[Excerpts from an interface dataset]
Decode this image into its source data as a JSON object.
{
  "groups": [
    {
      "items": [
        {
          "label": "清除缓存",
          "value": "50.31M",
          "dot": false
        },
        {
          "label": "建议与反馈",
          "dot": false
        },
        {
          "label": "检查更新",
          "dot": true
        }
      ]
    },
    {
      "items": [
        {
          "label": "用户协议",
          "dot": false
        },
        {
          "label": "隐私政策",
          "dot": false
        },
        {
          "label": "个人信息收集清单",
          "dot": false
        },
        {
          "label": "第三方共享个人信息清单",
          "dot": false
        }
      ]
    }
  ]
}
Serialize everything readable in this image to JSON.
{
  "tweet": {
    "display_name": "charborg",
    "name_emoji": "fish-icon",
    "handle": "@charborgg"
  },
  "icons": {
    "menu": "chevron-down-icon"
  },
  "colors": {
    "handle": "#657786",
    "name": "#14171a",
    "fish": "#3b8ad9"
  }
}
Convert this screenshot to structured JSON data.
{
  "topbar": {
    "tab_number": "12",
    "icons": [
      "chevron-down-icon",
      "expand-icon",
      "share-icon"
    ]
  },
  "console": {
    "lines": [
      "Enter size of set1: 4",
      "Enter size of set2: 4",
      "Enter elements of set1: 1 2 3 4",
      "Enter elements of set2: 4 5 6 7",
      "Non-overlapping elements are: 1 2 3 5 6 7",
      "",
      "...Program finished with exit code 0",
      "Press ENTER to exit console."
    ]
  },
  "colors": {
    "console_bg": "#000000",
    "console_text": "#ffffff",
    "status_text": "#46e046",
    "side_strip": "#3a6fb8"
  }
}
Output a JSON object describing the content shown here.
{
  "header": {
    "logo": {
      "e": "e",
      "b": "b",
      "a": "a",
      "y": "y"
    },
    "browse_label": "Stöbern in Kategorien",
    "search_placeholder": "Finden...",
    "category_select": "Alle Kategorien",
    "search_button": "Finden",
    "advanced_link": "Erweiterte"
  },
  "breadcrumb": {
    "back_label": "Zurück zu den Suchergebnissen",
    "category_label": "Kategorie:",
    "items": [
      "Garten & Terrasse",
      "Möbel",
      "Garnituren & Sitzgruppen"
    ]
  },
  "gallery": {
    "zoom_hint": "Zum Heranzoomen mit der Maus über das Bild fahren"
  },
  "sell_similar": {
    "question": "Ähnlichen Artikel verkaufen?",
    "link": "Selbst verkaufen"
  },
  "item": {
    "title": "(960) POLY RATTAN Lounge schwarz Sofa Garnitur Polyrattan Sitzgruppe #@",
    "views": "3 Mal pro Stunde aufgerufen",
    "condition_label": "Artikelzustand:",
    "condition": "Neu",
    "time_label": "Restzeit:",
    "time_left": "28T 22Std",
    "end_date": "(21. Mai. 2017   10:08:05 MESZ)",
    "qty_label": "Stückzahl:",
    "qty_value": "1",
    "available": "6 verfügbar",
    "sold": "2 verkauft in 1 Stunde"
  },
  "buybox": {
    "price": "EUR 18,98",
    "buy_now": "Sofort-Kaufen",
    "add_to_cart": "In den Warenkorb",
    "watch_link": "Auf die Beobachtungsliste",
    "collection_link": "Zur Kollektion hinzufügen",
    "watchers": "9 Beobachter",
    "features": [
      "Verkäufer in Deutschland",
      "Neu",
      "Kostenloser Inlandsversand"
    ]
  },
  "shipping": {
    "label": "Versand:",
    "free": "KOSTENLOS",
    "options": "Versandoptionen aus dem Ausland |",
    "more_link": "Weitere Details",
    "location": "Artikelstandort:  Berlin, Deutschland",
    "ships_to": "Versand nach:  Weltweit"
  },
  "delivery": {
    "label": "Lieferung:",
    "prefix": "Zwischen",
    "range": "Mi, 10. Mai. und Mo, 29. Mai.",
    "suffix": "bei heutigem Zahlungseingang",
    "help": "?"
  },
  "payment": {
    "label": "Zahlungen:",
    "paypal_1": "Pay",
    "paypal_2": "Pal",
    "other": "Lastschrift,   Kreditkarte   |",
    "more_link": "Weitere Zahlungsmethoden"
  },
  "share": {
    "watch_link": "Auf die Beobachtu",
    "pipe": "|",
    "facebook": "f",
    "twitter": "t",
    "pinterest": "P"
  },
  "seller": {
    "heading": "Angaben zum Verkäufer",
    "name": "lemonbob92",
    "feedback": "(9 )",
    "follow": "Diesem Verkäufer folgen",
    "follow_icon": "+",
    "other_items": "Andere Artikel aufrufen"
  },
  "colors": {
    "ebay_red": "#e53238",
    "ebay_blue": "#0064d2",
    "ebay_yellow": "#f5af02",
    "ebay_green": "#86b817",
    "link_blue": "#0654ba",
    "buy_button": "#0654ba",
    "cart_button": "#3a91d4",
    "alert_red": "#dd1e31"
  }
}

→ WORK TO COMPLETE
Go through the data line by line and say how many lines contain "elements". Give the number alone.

→ RESPONSE AREA
3